--- Record set ---
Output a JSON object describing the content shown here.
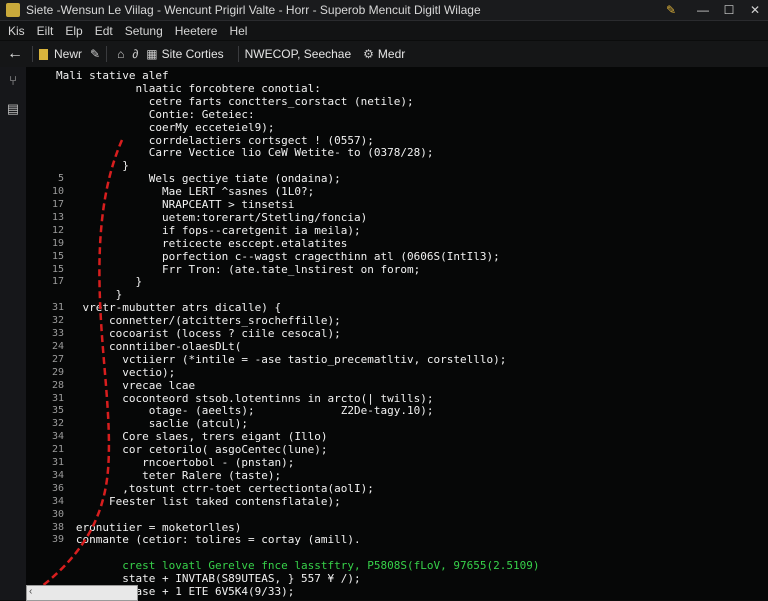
{
  "window": {
    "title": "Siete -Wensun Le  Viilag  - Wencunt Prigirl Valte - Horr - Superob Mencuit Digitl Wilage"
  },
  "menu": [
    "Kis",
    "Eilt",
    "Elp",
    "Edt",
    "Setung",
    "Heetere",
    "Hel"
  ],
  "toolbar": {
    "file_label": "Newr",
    "site_label": "Site Corties",
    "search_label": "NWECOP, Seechae",
    "mode_label": "Medr"
  },
  "code_lines": [
    {
      "n": "",
      "t": "Mali stative alef",
      "c": "code"
    },
    {
      "n": "",
      "t": "            nlaatic forcobtere conotial:",
      "c": "code"
    },
    {
      "n": "",
      "t": "              cetre farts conctters_corstact (netile);",
      "c": "code"
    },
    {
      "n": "",
      "t": "              Contie: Geteiec:",
      "c": "code"
    },
    {
      "n": "",
      "t": "              coerMy ecceteiel9);",
      "c": "code"
    },
    {
      "n": "",
      "t": "              corrdelactiers cortsgect ! (0557);",
      "c": "code"
    },
    {
      "n": "",
      "t": "              Carre Vectice lio CeW Wetite- to (0378/28);",
      "c": "mix1"
    },
    {
      "n": "",
      "t": "          }",
      "c": "code"
    },
    {
      "n": "5",
      "t": "              Wels gectiye tiate (ondaina);",
      "c": "code"
    },
    {
      "n": "10",
      "t": "                Mae LERT ^sasnes (1L0?;",
      "c": "code"
    },
    {
      "n": "17",
      "t": "                NRAPCEATT > tinsetsi",
      "c": "code"
    },
    {
      "n": "13",
      "t": "                uetem:torerart/Stetling/foncia)",
      "c": "code"
    },
    {
      "n": "12",
      "t": "                if fops--caretgenit ia meila);",
      "c": "code"
    },
    {
      "n": "19",
      "t": "                reticecte esccept.etalatites",
      "c": "code"
    },
    {
      "n": "15",
      "t": "                porfection c--wagst cragecthinn atl (0606S(IntIl3);",
      "c": "code"
    },
    {
      "n": "15",
      "t": "                Frr Tron: (ate.tate_lnstirest on forom;",
      "c": "code"
    },
    {
      "n": "17",
      "t": "            }",
      "c": "code"
    },
    {
      "n": "",
      "t": "         }",
      "c": "code"
    },
    {
      "n": "31",
      "t": "    vretr-mubutter atrs dicalle) {",
      "c": "code"
    },
    {
      "n": "32",
      "t": "        connetter/(atcitters_srocheffille);",
      "c": "code"
    },
    {
      "n": "33",
      "t": "        cocoarist (locess ? ciile cesocal);",
      "c": "code"
    },
    {
      "n": "24",
      "t": "        conntiiber-olaesDLt(",
      "c": "code"
    },
    {
      "n": "27",
      "t": "          vctiierr (*intile = -ase tastio_precematltiv, corstelllo);",
      "c": "code"
    },
    {
      "n": "29",
      "t": "          vectio);",
      "c": "code"
    },
    {
      "n": "28",
      "t": "          vrecae lcae",
      "c": "code"
    },
    {
      "n": "31",
      "t": "          coconteord stsob.lotentinns in arcto(| twills);",
      "c": "mix2"
    },
    {
      "n": "35",
      "t": "              otage- (aeelts);             Z2De-tagy.10);",
      "c": "code"
    },
    {
      "n": "32",
      "t": "              saclie (atcul);",
      "c": "code"
    },
    {
      "n": "34",
      "t": "          Core slaes, trers eigant (Illo)",
      "c": "code"
    },
    {
      "n": "21",
      "t": "          cor cetorilo( asgoCentec(lune);",
      "c": "code"
    },
    {
      "n": "31",
      "t": "             rncoertobol - (pnstan);",
      "c": "code"
    },
    {
      "n": "34",
      "t": "             teter Ralere (taste);",
      "c": "code"
    },
    {
      "n": "36",
      "t": "          ,tostunt ctrr-toet certectionta(aolI);",
      "c": "mix3"
    },
    {
      "n": "34",
      "t": "        Feester list taked contensflatale);",
      "c": "code"
    },
    {
      "n": "30",
      "t": "",
      "c": "code"
    },
    {
      "n": "38",
      "t": "   eronutiier = moketorlles)",
      "c": "code"
    },
    {
      "n": "39",
      "t": "   conmante (cetior: tolires = cortay (amill).",
      "c": "mix4"
    },
    {
      "n": "",
      "t": "",
      "c": "code"
    },
    {
      "n": "",
      "t": "          crest lovatl Gerelve fnce lasstftry, P5808S(fLoV, 97655(2.5109)",
      "c": "green"
    },
    {
      "n": "",
      "t": "          state + INVTAB(S89UTEAS, } 557 ¥ /);",
      "c": "code"
    },
    {
      "n": "",
      "t": "          sease + 1 ETE 6V5K4(9/33);",
      "c": "code"
    }
  ]
}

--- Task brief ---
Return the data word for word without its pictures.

--- Solution ---
Output a JSON object describing the content shown here.
{
  "window": {
    "title": "Siete -Wensun Le  Viilag  - Wencunt Prigirl Valte - Horr - Superob Mencuit Digitl Wilage"
  },
  "menu": [
    "Kis",
    "Eilt",
    "Elp",
    "Edt",
    "Setung",
    "Heetere",
    "Hel"
  ],
  "toolbar": {
    "file_label": "Newr",
    "site_label": "Site Corties",
    "search_label": "NWECOP, Seechae",
    "mode_label": "Medr"
  },
  "code_lines": [
    {
      "n": "",
      "t": "Mali stative alef",
      "c": "code"
    },
    {
      "n": "",
      "t": "            nlaatic forcobtere conotial:",
      "c": "code"
    },
    {
      "n": "",
      "t": "              cetre farts conctters_corstact (netile);",
      "c": "code"
    },
    {
      "n": "",
      "t": "              Contie: Geteiec:",
      "c": "code"
    },
    {
      "n": "",
      "t": "              coerMy ecceteiel9);",
      "c": "code"
    },
    {
      "n": "",
      "t": "              corrdelactiers cortsgect ! (0557);",
      "c": "code"
    },
    {
      "n": "",
      "t": "              Carre Vectice lio CeW Wetite- to (0378/28);",
      "c": "mix1"
    },
    {
      "n": "",
      "t": "          }",
      "c": "code"
    },
    {
      "n": "5",
      "t": "              Wels gectiye tiate (ondaina);",
      "c": "code"
    },
    {
      "n": "10",
      "t": "                Mae LERT ^sasnes (1L0?;",
      "c": "code"
    },
    {
      "n": "17",
      "t": "                NRAPCEATT > tinsetsi",
      "c": "code"
    },
    {
      "n": "13",
      "t": "                uetem:torerart/Stetling/foncia)",
      "c": "code"
    },
    {
      "n": "12",
      "t": "                if fops--caretgenit ia meila);",
      "c": "code"
    },
    {
      "n": "19",
      "t": "                reticecte esccept.etalatites",
      "c": "code"
    },
    {
      "n": "15",
      "t": "                porfection c--wagst cragecthinn atl (0606S(IntIl3);",
      "c": "code"
    },
    {
      "n": "15",
      "t": "                Frr Tron: (ate.tate_lnstirest on forom;",
      "c": "code"
    },
    {
      "n": "17",
      "t": "            }",
      "c": "code"
    },
    {
      "n": "",
      "t": "         }",
      "c": "code"
    },
    {
      "n": "31",
      "t": "    vretr-mubutter atrs dicalle) {",
      "c": "code"
    },
    {
      "n": "32",
      "t": "        connetter/(atcitters_srocheffille);",
      "c": "code"
    },
    {
      "n": "33",
      "t": "        cocoarist (locess ? ciile cesocal);",
      "c": "code"
    },
    {
      "n": "24",
      "t": "        conntiiber-olaesDLt(",
      "c": "code"
    },
    {
      "n": "27",
      "t": "          vctiierr (*intile = -ase tastio_precematltiv, corstelllo);",
      "c": "code"
    },
    {
      "n": "29",
      "t": "          vectio);",
      "c": "code"
    },
    {
      "n": "28",
      "t": "          vrecae lcae",
      "c": "code"
    },
    {
      "n": "31",
      "t": "          coconteord stsob.lotentinns in arcto(| twills);",
      "c": "mix2"
    },
    {
      "n": "35",
      "t": "              otage- (aeelts);             Z2De-tagy.10);",
      "c": "code"
    },
    {
      "n": "32",
      "t": "              saclie (atcul);",
      "c": "code"
    },
    {
      "n": "34",
      "t": "          Core slaes, trers eigant (Illo)",
      "c": "code"
    },
    {
      "n": "21",
      "t": "          cor cetorilo( asgoCentec(lune);",
      "c": "code"
    },
    {
      "n": "31",
      "t": "             rncoertobol - (pnstan);",
      "c": "code"
    },
    {
      "n": "34",
      "t": "             teter Ralere (taste);",
      "c": "code"
    },
    {
      "n": "36",
      "t": "          ,tostunt ctrr-toet certectionta(aolI);",
      "c": "mix3"
    },
    {
      "n": "34",
      "t": "        Feester list taked contensflatale);",
      "c": "code"
    },
    {
      "n": "30",
      "t": "",
      "c": "code"
    },
    {
      "n": "38",
      "t": "   eronutiier = moketorlles)",
      "c": "code"
    },
    {
      "n": "39",
      "t": "   conmante (cetior: tolires = cortay (amill).",
      "c": "mix4"
    },
    {
      "n": "",
      "t": "",
      "c": "code"
    },
    {
      "n": "",
      "t": "          crest lovatl Gerelve fnce lasstftry, P5808S(fLoV, 97655(2.5109)",
      "c": "green"
    },
    {
      "n": "",
      "t": "          state + INVTAB(S89UTEAS, } 557 ¥ /);",
      "c": "code"
    },
    {
      "n": "",
      "t": "          sease + 1 ETE 6V5K4(9/33);",
      "c": "code"
    }
  ]
}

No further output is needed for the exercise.